• [Stored dataset items]

# # # #

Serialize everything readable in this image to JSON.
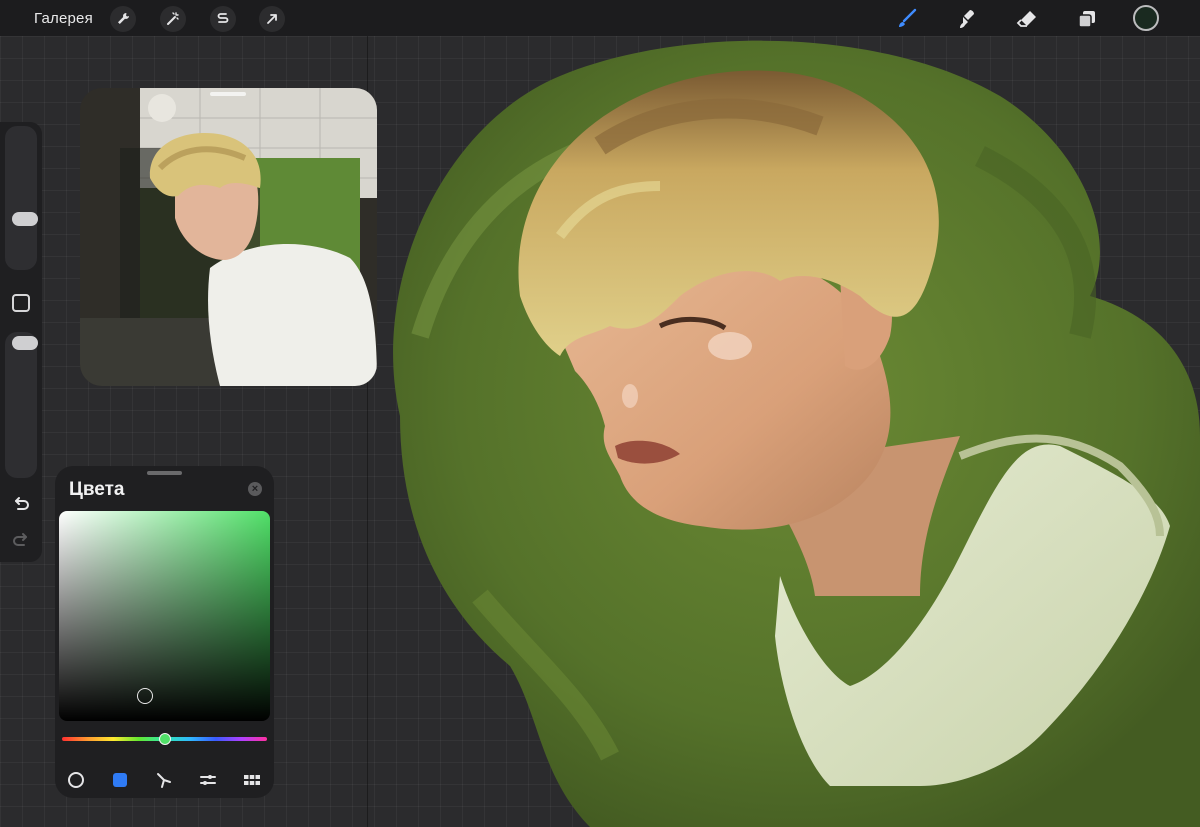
{
  "toolbar": {
    "gallery_label": "Галерея",
    "left_tools": [
      "wrench-icon",
      "magic-wand-icon",
      "selection-icon",
      "transform-arrow-icon"
    ],
    "right_tools": [
      "brush-icon",
      "smudge-icon",
      "eraser-icon",
      "layers-icon"
    ],
    "active_tool": "brush-icon",
    "active_color": "#1a2a20"
  },
  "sidebar": {
    "brush_size": 0.63,
    "brush_opacity": 1.0,
    "controls": [
      "modify-square-icon",
      "undo-icon",
      "redo-icon"
    ]
  },
  "color_panel": {
    "title": "Цвета",
    "current_hue_color": "#50e068",
    "modes": [
      "disc-mode-icon",
      "classic-mode-icon",
      "harmony-mode-icon",
      "value-mode-icon",
      "palettes-mode-icon"
    ],
    "active_mode": "classic-mode-icon"
  },
  "colors": {
    "accent_blue": "#2f7bf5",
    "canvas_green": "#5f7a2e"
  }
}
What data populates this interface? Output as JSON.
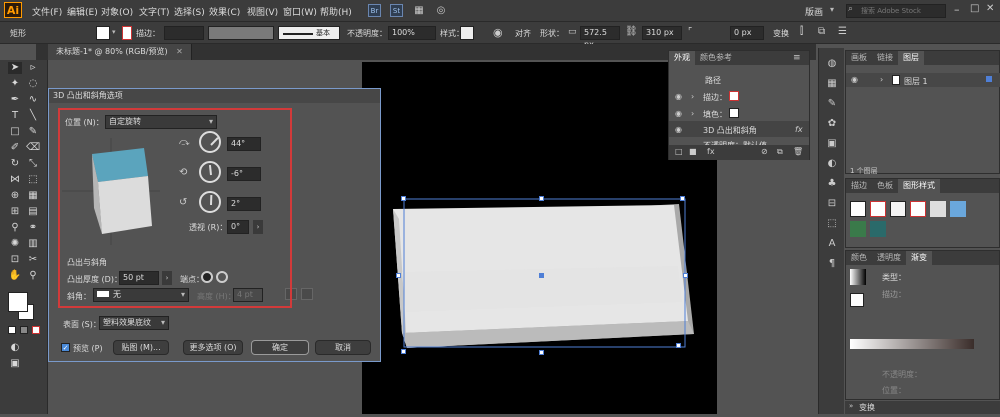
{
  "app": {
    "logo": "Ai",
    "menus": [
      "文件(F)",
      "编辑(E)",
      "对象(O)",
      "文字(T)",
      "选择(S)",
      "效果(C)",
      "视图(V)",
      "窗口(W)",
      "帮助(H)"
    ],
    "app_icons": [
      "Br",
      "St"
    ],
    "workspace": "版画",
    "stock_search_placeholder": "搜索 Adobe Stock"
  },
  "control_bar": {
    "shape_label": "矩形",
    "stroke_label": "描边：",
    "stroke_style": "基本",
    "opacity_label": "不透明度：",
    "opacity_value": "100%",
    "style_label": "样式：",
    "align_label": "对齐",
    "shape_label2": "形状：",
    "width_value": "572.5 px",
    "height_value": "310 px",
    "corner_value": "0 px",
    "transform_label": "变换"
  },
  "document": {
    "tab_title": "未标题-1* @ 80% (RGB/预览)"
  },
  "dialog": {
    "title": "3D 凸出和斜角选项",
    "position_label": "位置 (N)：",
    "position_value": "自定旋转",
    "rot_x": "44°",
    "rot_y": "-6°",
    "rot_z": "2°",
    "perspective_label": "透视 (R)：",
    "perspective_value": "0°",
    "extrude_section": "凸出与斜角",
    "extrude_depth_label": "凸出厚度 (D)：",
    "extrude_depth_value": "50 pt",
    "cap_label": "端点：",
    "bevel_label": "斜角：",
    "bevel_value": "无",
    "height_label": "高度 (H)：",
    "height_value": "4 pt",
    "surface_label": "表面 (S)：",
    "surface_value": "塑料效果底纹",
    "preview_label": "预览 (P)",
    "map_button": "贴图 (M)...",
    "more_options_button": "更多选项 (O)",
    "ok_button": "确定",
    "cancel_button": "取消"
  },
  "appearance_panel": {
    "tabs": [
      "外观",
      "颜色参考"
    ],
    "path_label": "路径",
    "stroke_row": "描边：",
    "fill_row": "填色：",
    "effect_row": "3D 凸出和斜角",
    "opacity_row": "不透明度：默认值",
    "fx": "fx"
  },
  "layers_panel": {
    "tabs": [
      "画板",
      "链接",
      "图层"
    ],
    "layer_name": "图层 1",
    "footer": "1 个图层"
  },
  "styles_panel": {
    "tabs": [
      "描边",
      "色板",
      "图形样式"
    ]
  },
  "gradient_panel": {
    "tabs": [
      "颜色",
      "透明度",
      "渐变"
    ],
    "type_label": "类型：",
    "stroke_label": "描边：",
    "opacity_label": "不透明度：",
    "location_label": "位置："
  },
  "transform_panel": {
    "title": "变换"
  },
  "colors": {
    "cube_top": "#5ba4bd",
    "selection": "#4f7fd6",
    "dialog_border_red": "#d23a3a"
  }
}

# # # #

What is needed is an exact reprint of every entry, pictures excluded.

Serialize everything readable in this image to JSON.
{
  "toolbar": {
    "gallery_label": "Галерея",
    "left_tools": [
      "wrench-icon",
      "magic-wand-icon",
      "selection-icon",
      "transform-arrow-icon"
    ],
    "right_tools": [
      "brush-icon",
      "smudge-icon",
      "eraser-icon",
      "layers-icon"
    ],
    "active_tool": "brush-icon",
    "active_color": "#1a2a20"
  },
  "sidebar": {
    "brush_size": 0.63,
    "brush_opacity": 1.0,
    "controls": [
      "modify-square-icon",
      "undo-icon",
      "redo-icon"
    ]
  },
  "color_panel": {
    "title": "Цвета",
    "current_hue_color": "#50e068",
    "modes": [
      "disc-mode-icon",
      "classic-mode-icon",
      "harmony-mode-icon",
      "value-mode-icon",
      "palettes-mode-icon"
    ],
    "active_mode": "classic-mode-icon"
  },
  "colors": {
    "accent_blue": "#2f7bf5",
    "canvas_green": "#5f7a2e"
  }
}
What data populates this interface? Output as JSON.
{
  "app": {
    "logo": "Ai",
    "menus": [
      "文件(F)",
      "编辑(E)",
      "对象(O)",
      "文字(T)",
      "选择(S)",
      "效果(C)",
      "视图(V)",
      "窗口(W)",
      "帮助(H)"
    ],
    "app_icons": [
      "Br",
      "St"
    ],
    "workspace": "版画",
    "stock_search_placeholder": "搜索 Adobe Stock"
  },
  "control_bar": {
    "shape_label": "矩形",
    "stroke_label": "描边：",
    "stroke_style": "基本",
    "opacity_label": "不透明度：",
    "opacity_value": "100%",
    "style_label": "样式：",
    "align_label": "对齐",
    "shape_label2": "形状：",
    "width_value": "572.5 px",
    "height_value": "310 px",
    "corner_value": "0 px",
    "transform_label": "变换"
  },
  "document": {
    "tab_title": "未标题-1* @ 80% (RGB/预览)"
  },
  "dialog": {
    "title": "3D 凸出和斜角选项",
    "position_label": "位置 (N)：",
    "position_value": "自定旋转",
    "rot_x": "44°",
    "rot_y": "-6°",
    "rot_z": "2°",
    "perspective_label": "透视 (R)：",
    "perspective_value": "0°",
    "extrude_section": "凸出与斜角",
    "extrude_depth_label": "凸出厚度 (D)：",
    "extrude_depth_value": "50 pt",
    "cap_label": "端点：",
    "bevel_label": "斜角：",
    "bevel_value": "无",
    "height_label": "高度 (H)：",
    "height_value": "4 pt",
    "surface_label": "表面 (S)：",
    "surface_value": "塑料效果底纹",
    "preview_label": "预览 (P)",
    "map_button": "贴图 (M)...",
    "more_options_button": "更多选项 (O)",
    "ok_button": "确定",
    "cancel_button": "取消"
  },
  "appearance_panel": {
    "tabs": [
      "外观",
      "颜色参考"
    ],
    "path_label": "路径",
    "stroke_row": "描边：",
    "fill_row": "填色：",
    "effect_row": "3D 凸出和斜角",
    "opacity_row": "不透明度：默认值",
    "fx": "fx"
  },
  "layers_panel": {
    "tabs": [
      "画板",
      "链接",
      "图层"
    ],
    "layer_name": "图层 1",
    "footer": "1 个图层"
  },
  "styles_panel": {
    "tabs": [
      "描边",
      "色板",
      "图形样式"
    ]
  },
  "gradient_panel": {
    "tabs": [
      "颜色",
      "透明度",
      "渐变"
    ],
    "type_label": "类型：",
    "stroke_label": "描边：",
    "opacity_label": "不透明度：",
    "location_label": "位置："
  },
  "transform_panel": {
    "title": "变换"
  },
  "colors": {
    "cube_top": "#5ba4bd",
    "selection": "#4f7fd6",
    "dialog_border_red": "#d23a3a"
  }
}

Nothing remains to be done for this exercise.